New form of light discovered, proving Planck’s constant can change
Get ready to have your mind blown and, if you’re not a trained physicist, probably a little boggled. Scientists have discovered a new form of light, proving that a “constant” calculation used for more than 100 years can indeed be inconsistent.
This new revelation by researchers at Trinity College Dublin (TCD) in Ireland introduces humans to light with an angular momentum that’s a fraction of Planck’s constant, as opposed a multiple of the German physicist’s calculation like all existing forms.
The irony of life is that the only constant is change.— ari. (@13minuteslate) May 16, 2016
Angular momentum is a measure of how much a beam rotates on its own axis and serves as a valuable scale within quantum mechanics.
Supermassive black hole weighs in at 660mn times mass of Sun https://t.co/coL145v5odpic.twitter.com/0Cntsq6Q5C— RT (@RT_com) May 8, 2016
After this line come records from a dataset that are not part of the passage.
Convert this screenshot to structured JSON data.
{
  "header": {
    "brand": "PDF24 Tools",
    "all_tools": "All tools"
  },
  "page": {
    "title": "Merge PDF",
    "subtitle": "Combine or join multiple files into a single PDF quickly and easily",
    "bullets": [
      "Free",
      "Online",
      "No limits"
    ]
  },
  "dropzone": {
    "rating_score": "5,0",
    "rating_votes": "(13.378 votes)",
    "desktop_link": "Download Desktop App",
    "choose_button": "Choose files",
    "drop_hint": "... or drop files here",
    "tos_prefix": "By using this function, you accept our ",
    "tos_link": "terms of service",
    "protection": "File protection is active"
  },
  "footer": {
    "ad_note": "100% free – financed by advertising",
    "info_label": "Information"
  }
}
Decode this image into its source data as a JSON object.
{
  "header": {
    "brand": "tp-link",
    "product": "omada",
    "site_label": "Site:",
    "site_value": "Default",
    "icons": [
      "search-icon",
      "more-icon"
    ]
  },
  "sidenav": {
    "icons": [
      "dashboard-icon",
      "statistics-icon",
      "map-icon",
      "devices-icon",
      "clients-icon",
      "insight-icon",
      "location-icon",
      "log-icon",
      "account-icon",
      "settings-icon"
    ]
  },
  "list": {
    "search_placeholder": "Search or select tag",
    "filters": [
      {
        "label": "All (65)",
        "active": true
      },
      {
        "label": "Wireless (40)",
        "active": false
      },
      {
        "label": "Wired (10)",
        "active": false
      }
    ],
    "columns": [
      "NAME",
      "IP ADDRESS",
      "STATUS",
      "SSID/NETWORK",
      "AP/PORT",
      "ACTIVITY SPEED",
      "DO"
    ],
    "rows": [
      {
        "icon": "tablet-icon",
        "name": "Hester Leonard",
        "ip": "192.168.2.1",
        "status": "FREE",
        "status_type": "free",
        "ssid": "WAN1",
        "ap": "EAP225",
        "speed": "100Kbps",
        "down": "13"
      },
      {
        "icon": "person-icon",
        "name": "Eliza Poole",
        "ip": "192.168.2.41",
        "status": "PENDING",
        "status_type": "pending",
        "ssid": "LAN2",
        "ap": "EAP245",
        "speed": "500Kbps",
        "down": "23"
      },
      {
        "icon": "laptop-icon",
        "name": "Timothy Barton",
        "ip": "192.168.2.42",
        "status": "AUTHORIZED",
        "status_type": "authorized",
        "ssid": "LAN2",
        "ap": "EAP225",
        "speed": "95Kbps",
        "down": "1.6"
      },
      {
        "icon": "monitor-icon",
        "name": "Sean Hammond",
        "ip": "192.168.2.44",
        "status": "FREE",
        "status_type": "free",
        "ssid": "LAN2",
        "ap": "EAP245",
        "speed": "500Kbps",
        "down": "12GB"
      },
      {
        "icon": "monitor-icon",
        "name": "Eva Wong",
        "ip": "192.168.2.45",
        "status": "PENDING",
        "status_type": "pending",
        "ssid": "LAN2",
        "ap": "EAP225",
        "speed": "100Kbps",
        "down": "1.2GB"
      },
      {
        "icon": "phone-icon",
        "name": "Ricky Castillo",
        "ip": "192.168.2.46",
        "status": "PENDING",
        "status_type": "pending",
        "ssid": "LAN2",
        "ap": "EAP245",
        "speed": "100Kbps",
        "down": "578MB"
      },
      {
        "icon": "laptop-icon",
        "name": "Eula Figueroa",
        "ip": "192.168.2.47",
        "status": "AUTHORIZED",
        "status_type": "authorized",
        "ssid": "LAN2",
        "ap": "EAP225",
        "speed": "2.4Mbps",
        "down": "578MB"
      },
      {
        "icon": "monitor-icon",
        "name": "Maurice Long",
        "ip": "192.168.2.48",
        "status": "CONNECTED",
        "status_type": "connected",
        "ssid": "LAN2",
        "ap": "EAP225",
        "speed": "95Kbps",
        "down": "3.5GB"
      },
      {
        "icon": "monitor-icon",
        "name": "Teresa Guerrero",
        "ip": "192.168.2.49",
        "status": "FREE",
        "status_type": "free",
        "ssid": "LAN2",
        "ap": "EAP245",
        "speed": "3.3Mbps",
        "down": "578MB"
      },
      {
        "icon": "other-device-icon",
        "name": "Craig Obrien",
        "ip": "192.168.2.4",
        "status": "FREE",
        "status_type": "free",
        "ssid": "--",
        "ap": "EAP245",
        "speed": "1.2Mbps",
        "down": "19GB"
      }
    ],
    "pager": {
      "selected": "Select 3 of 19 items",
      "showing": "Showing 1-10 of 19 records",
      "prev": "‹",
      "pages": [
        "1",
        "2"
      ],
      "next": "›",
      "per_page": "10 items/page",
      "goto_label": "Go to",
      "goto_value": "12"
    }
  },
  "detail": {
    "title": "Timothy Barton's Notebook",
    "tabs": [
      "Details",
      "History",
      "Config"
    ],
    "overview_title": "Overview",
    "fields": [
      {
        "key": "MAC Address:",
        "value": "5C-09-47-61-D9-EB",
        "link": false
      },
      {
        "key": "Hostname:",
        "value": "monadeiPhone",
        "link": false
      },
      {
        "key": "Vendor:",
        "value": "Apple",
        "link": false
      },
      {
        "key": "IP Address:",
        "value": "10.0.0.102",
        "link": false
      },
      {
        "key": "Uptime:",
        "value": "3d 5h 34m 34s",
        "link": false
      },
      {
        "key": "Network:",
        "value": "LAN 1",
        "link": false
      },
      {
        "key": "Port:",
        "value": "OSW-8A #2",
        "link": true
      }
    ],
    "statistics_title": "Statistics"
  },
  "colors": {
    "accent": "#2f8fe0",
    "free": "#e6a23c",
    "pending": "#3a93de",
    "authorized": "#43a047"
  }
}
“What I think is so exciting about this result is that even this fundamental property of light, that physicists have always thought was fixed, can be changed,” TCD Assistant Professor Paul Eastham said.
With Planck’s constant recognized since 1900, this new discovery, published by researchers from TCD and the CRANN Institute in the journal Science Advances, completely changes how scientists will study light.
Paint it BLACK HOLE: World’s darkest material now available as spray paint https://t.co/DvQ5m2YMOupic.twitter.com/4wYsLv5Izq— RT (@RT_com) March 16, 2016
To make their discovery, scientists tweaked a technique first discovered at the university in the 1830s by mathematician William Rowan Hamilton and physicist Humphrey Lloyd.
By sending beams through crystals using an optical filter to create screw-like structures, they created a scenario in which a photon’s angular momentum was one half of Planck’s constant.
"Our discovery will have real impacts for the study of light waves in areas such as secure optical communications,” which could, for example, result in increased bandwidth in fiber-optic cabling, said Professor John Donegan.